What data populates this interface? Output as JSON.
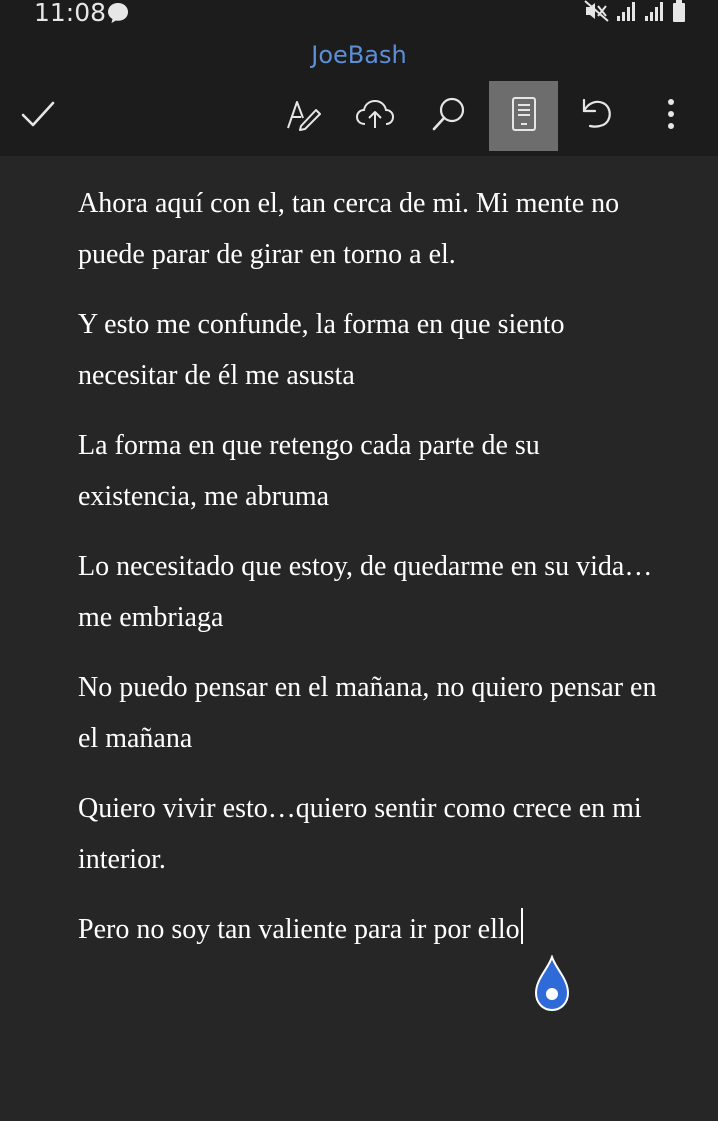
{
  "status_bar": {
    "time": "11:08",
    "icons": [
      "chat-bubble-icon",
      "mute-icon",
      "signal-icon",
      "signal-icon",
      "battery-icon"
    ]
  },
  "header": {
    "title": "JoeBash",
    "title_color": "#5b8fd8"
  },
  "toolbar": {
    "items": [
      {
        "icon": "check-icon",
        "name": "done"
      },
      {
        "icon": "pen-format-icon",
        "name": "format"
      },
      {
        "icon": "cloud-upload-icon",
        "name": "upload"
      },
      {
        "icon": "search-icon",
        "name": "search"
      },
      {
        "icon": "mobile-view-icon",
        "name": "mobile-view",
        "active": true
      },
      {
        "icon": "undo-icon",
        "name": "undo"
      },
      {
        "icon": "more-vertical-icon",
        "name": "more"
      }
    ]
  },
  "document": {
    "paragraphs": [
      "Ahora aquí con el, tan cerca de mi. Mi mente no puede parar de girar en torno a el.",
      "Y esto me confunde, la forma en que siento necesitar de él me asusta",
      "La forma en que retengo cada parte de su existencia, me abruma",
      "Lo necesitado que estoy, de quedarme en su vida…me embriaga",
      "No puedo pensar en el mañana, no quiero pensar en el mañana",
      "Quiero vivir esto…quiero sentir como crece en mi interior.",
      "Pero no soy tan valiente para ir por ello"
    ],
    "accent_color": "#2f6bd8"
  }
}
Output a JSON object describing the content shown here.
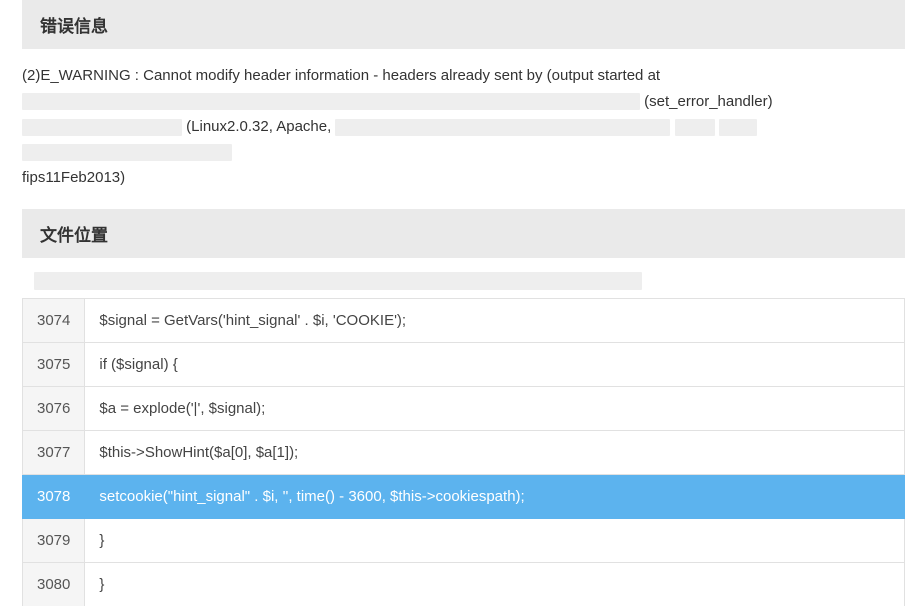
{
  "sections": {
    "error_header": "错误信息",
    "file_header": "文件位置"
  },
  "error": {
    "prefix": "(2)E_WARNING : Cannot modify header information - headers already sent by (output started at",
    "handler": " (set_error_handler)",
    "apache_fragment": " (Linux2.0.32, Apache,",
    "fips": "fips11Feb2013)"
  },
  "code": {
    "lines": [
      {
        "n": "3074",
        "c": "$signal = GetVars('hint_signal' . $i, 'COOKIE');",
        "hl": false
      },
      {
        "n": "3075",
        "c": "if ($signal) {",
        "hl": false
      },
      {
        "n": "3076",
        "c": "$a = explode('|', $signal);",
        "hl": false
      },
      {
        "n": "3077",
        "c": "$this->ShowHint($a[0], $a[1]);",
        "hl": false
      },
      {
        "n": "3078",
        "c": "setcookie(\"hint_signal\" . $i, '', time() - 3600, $this->cookiespath);",
        "hl": true
      },
      {
        "n": "3079",
        "c": "}",
        "hl": false
      },
      {
        "n": "3080",
        "c": "}",
        "hl": false
      }
    ]
  }
}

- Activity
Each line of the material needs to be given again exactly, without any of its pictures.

- Answer to the problem
What data populates this interface? Output as JSON.
{
  "status_bar": {
    "time": "11:08",
    "icons": [
      "chat-bubble-icon",
      "mute-icon",
      "signal-icon",
      "signal-icon",
      "battery-icon"
    ]
  },
  "header": {
    "title": "JoeBash",
    "title_color": "#5b8fd8"
  },
  "toolbar": {
    "items": [
      {
        "icon": "check-icon",
        "name": "done"
      },
      {
        "icon": "pen-format-icon",
        "name": "format"
      },
      {
        "icon": "cloud-upload-icon",
        "name": "upload"
      },
      {
        "icon": "search-icon",
        "name": "search"
      },
      {
        "icon": "mobile-view-icon",
        "name": "mobile-view",
        "active": true
      },
      {
        "icon": "undo-icon",
        "name": "undo"
      },
      {
        "icon": "more-vertical-icon",
        "name": "more"
      }
    ]
  },
  "document": {
    "paragraphs": [
      "Ahora aquí con el, tan cerca de mi. Mi mente no puede parar de girar en torno a el.",
      "Y esto me confunde, la forma en que siento necesitar de él me asusta",
      "La forma en que retengo cada parte de su existencia, me abruma",
      "Lo necesitado que estoy, de quedarme en su vida…me embriaga",
      "No puedo pensar en el mañana, no quiero pensar en el mañana",
      "Quiero vivir esto…quiero sentir como crece en mi interior.",
      "Pero no soy tan valiente para ir por ello"
    ],
    "accent_color": "#2f6bd8"
  }
}
Output a JSON object describing the content shown here.
{
  "sections": {
    "error_header": "错误信息",
    "file_header": "文件位置"
  },
  "error": {
    "prefix": "(2)E_WARNING : Cannot modify header information - headers already sent by (output started at",
    "handler": " (set_error_handler)",
    "apache_fragment": " (Linux2.0.32, Apache,",
    "fips": "fips11Feb2013)"
  },
  "code": {
    "lines": [
      {
        "n": "3074",
        "c": "$signal = GetVars('hint_signal' . $i, 'COOKIE');",
        "hl": false
      },
      {
        "n": "3075",
        "c": "if ($signal) {",
        "hl": false
      },
      {
        "n": "3076",
        "c": "$a = explode('|', $signal);",
        "hl": false
      },
      {
        "n": "3077",
        "c": "$this->ShowHint($a[0], $a[1]);",
        "hl": false
      },
      {
        "n": "3078",
        "c": "setcookie(\"hint_signal\" . $i, '', time() - 3600, $this->cookiespath);",
        "hl": true
      },
      {
        "n": "3079",
        "c": "}",
        "hl": false
      },
      {
        "n": "3080",
        "c": "}",
        "hl": false
      }
    ]
  }
}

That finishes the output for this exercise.